* What the task asks *
Every line below that has the string "Device" needs to be copied.

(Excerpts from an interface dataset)
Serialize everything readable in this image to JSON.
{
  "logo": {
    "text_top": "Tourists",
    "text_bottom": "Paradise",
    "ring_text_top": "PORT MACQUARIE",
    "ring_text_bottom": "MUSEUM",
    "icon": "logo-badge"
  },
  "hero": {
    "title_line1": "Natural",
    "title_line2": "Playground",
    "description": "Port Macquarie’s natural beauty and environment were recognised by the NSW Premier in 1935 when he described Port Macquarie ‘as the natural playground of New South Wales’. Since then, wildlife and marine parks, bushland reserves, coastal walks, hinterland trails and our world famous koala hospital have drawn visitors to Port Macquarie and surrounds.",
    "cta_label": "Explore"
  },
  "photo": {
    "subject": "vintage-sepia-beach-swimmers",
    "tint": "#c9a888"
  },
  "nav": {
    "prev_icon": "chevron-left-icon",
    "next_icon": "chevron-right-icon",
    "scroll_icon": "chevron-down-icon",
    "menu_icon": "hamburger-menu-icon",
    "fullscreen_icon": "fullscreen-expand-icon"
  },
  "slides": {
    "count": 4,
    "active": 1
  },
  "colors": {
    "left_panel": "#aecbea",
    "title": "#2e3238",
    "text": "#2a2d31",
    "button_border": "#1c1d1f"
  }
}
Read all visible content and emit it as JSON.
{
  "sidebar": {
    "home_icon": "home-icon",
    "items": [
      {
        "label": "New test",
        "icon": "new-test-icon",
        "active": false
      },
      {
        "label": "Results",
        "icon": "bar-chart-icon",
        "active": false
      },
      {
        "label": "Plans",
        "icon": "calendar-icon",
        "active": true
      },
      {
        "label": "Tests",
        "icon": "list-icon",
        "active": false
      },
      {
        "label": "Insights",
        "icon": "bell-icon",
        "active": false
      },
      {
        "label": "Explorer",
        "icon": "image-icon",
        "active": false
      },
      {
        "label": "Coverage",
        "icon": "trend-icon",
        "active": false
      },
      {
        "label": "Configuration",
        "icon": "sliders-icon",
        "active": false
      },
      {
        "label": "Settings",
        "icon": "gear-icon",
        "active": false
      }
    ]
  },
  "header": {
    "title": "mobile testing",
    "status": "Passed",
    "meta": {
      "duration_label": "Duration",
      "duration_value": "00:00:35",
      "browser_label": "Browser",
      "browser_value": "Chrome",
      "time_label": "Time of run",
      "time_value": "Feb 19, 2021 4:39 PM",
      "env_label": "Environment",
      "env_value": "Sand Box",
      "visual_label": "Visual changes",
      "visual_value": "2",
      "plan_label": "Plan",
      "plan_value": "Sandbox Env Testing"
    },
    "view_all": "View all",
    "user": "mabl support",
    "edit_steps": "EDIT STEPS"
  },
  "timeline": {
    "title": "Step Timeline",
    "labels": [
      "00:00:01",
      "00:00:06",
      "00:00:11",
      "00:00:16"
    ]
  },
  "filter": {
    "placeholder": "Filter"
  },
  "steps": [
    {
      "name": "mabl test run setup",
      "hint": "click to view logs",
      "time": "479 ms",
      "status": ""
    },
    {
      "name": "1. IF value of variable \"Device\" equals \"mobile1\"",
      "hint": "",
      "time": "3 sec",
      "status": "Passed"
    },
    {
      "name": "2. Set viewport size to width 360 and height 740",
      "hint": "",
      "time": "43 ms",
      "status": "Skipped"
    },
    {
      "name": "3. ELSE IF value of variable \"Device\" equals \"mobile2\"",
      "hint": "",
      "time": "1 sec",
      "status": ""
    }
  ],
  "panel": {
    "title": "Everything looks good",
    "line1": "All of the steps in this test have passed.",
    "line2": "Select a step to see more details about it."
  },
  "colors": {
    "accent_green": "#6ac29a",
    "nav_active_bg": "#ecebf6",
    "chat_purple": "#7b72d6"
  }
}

* Answer to this task *
      "name": "1. IF value of variable \"Device\" equals \"mobile1\"",
      "name": "3. ELSE IF value of variable \"Device\" equals \"mobile2\"",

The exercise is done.